The Maharaj a Organisation is probably the single largest group of private sector companies in Sri Lanka. It is a multi-faceted, multi-dimensional group whose activities span manufacturing, marketing, exports, communications, media, information technology, foods, packaging and more. It has undergone a growth that has temmed largely from the group’s underlying philosophy: “The Courage to be Different.”
The chairman’s message at the group’s annual review 2005/2006 contains these comments: “The extraordinary philosophy of our group is winning. To win one must recognise one’s own limitations and believe that these limitations can be overcome by using the rich human resource available around us. o matter what you wish to achieve it all starts with the right attitude. As I have said over and over again: you must maintain a winning attitude.”
“Whatever profession you may be in or what activity one covers, it is ironic that if you choose a job that you love you will never have to work a day in your life as you will enjoy whatever you do. I am confident that those who have joined our group enjoy being here, not as a job alone but as an environment and culture where one can achieve one’s goals.”
“One must not forget that this business has been built on the sweat and toil of many, and most importantly many families depend on this group. It is this responsibility that we have to constantly bear and build on forever.
“Elizabeth Smith, Secretary General of the Commonwealth Broadcasting Association, also gave an address. She told the audience of her admiration for the activities of the group. “As the pace of change accelerates, the winners are those who adapt and the losers are those who cannot keep up.
This group is all about winning, so this is a very good event to have. Much of this success is to be attributed to the television and radio activities within the group.”
Smith spoke on the media activities of the group. “The success of MTV and MBC is not just a financial one, it has also to do with content and with values. They report the news in a cost-effective way, investing in new technology and new ways of working which means this quality is sustainable over the long term. This is all achieved despite a background of considerable political turmoil and difficulty.”
Smith also spoke of how more amateur photographers and journalists are playing a role in news reporting. “I think we need to embrace the amateurs with their biogs and videophone pictures and we need to bring them into the world of professional broadcasting and open it up in ways so far undreamt of.”
Smith ended her address by highlighting the importance of having guidelines for both broadcasters and regulators “Agreed guidelines can be of great help to broad-casters. They can be adopted when times require, and broadcasters can find out that they are behaving in accordance with the guidelines to which the politicians agreed earlier.

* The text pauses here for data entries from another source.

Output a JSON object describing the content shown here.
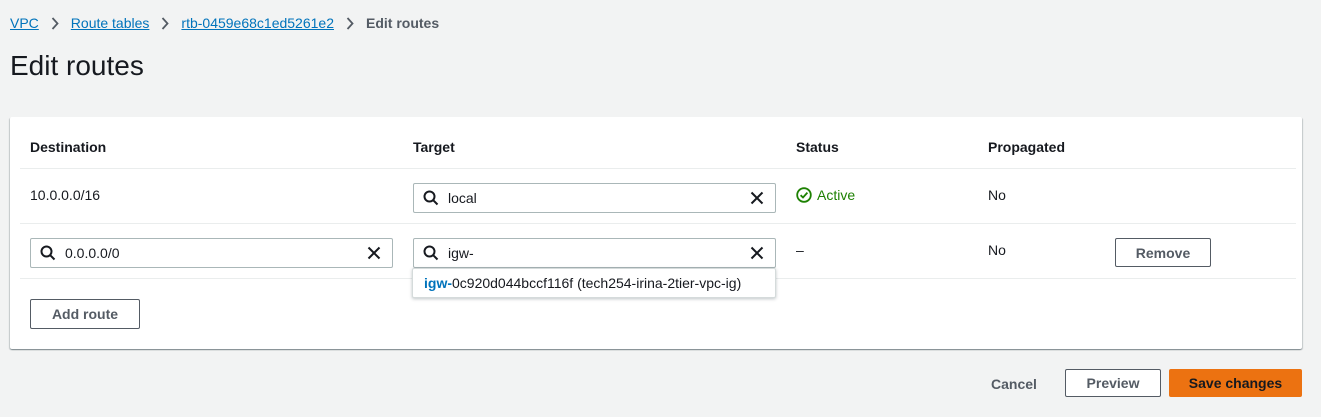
{
  "breadcrumb": {
    "items": [
      {
        "label": "VPC"
      },
      {
        "label": "Route tables"
      },
      {
        "label": "rtb-0459e68c1ed5261e2"
      }
    ],
    "current": "Edit routes"
  },
  "page": {
    "title": "Edit routes"
  },
  "table": {
    "columns": [
      "Destination",
      "Target",
      "Status",
      "Propagated"
    ],
    "rows": [
      {
        "destination": "10.0.0.0/16",
        "target": "local",
        "status": "Active",
        "propagated": "No"
      },
      {
        "destination": "0.0.0.0/0",
        "target": "igw-",
        "status": "–",
        "propagated": "No",
        "remove_label": "Remove"
      }
    ],
    "add_route_label": "Add route"
  },
  "target_suggestion": {
    "match": "igw-",
    "rest": "0c920d044bccf116f (tech254-irina-2tier-vpc-ig)"
  },
  "footer": {
    "cancel_label": "Cancel",
    "preview_label": "Preview",
    "save_label": "Save changes"
  },
  "colors": {
    "link": "#0073bb",
    "status_active": "#1d8102",
    "primary_button": "#ec7211",
    "page_background": "#f2f3f3"
  },
  "icons": {
    "breadcrumb_separator": "chevron-right-icon",
    "search": "search-icon",
    "clear": "close-icon",
    "status": "check-circle-icon"
  }
}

Some governments will nevertheless trample all over them, nevertheless agreed guidelines make it harder for governments to behave unreasonably.”
Praful Patel, Minister for Civil Aviation, India, spoke on the development of relations between Sri Lanka and India both economically and diplomatically and how they could benefit each other. “‘ e in India and Sri Lanka has a lot of natural resources. We have talent and skills at all levels for the asking, but we have not really been able to exploit it to the fullest for the benefit of companies, countries, and society in general.
“Gone are those day in India and Sri Lanka where we only need to be associated with foreign companies to make a mark for ourselves. That transformation is here. There was a time when you would say a billion dollars was alien to an Indian company. Today Indian companies make billion of dollar plus profits, and turnovers are similar to many companies around the world. We in India and across the world have shown that we are capable of doing amazing things; so have people from Sri Lanka and our entire SAARC region.”
Commenting on the opportunity of trading within our own geographical region, Patel said: “We must do business amongst our own community. For example looking at the SAARC region, we represent more than a fifth of humanity and with such a big internal market we really don’t need to be looking elsewhere.·
Patel told the audience of his hopes for the future. “I am happy that we are a young society and we are looking for a brighter future and that is possible with the hard work and dedication demonstrated in today’s Maharaja group. I also sincerely believe an better economic relationship between our two countries will change the way we look and think about each other.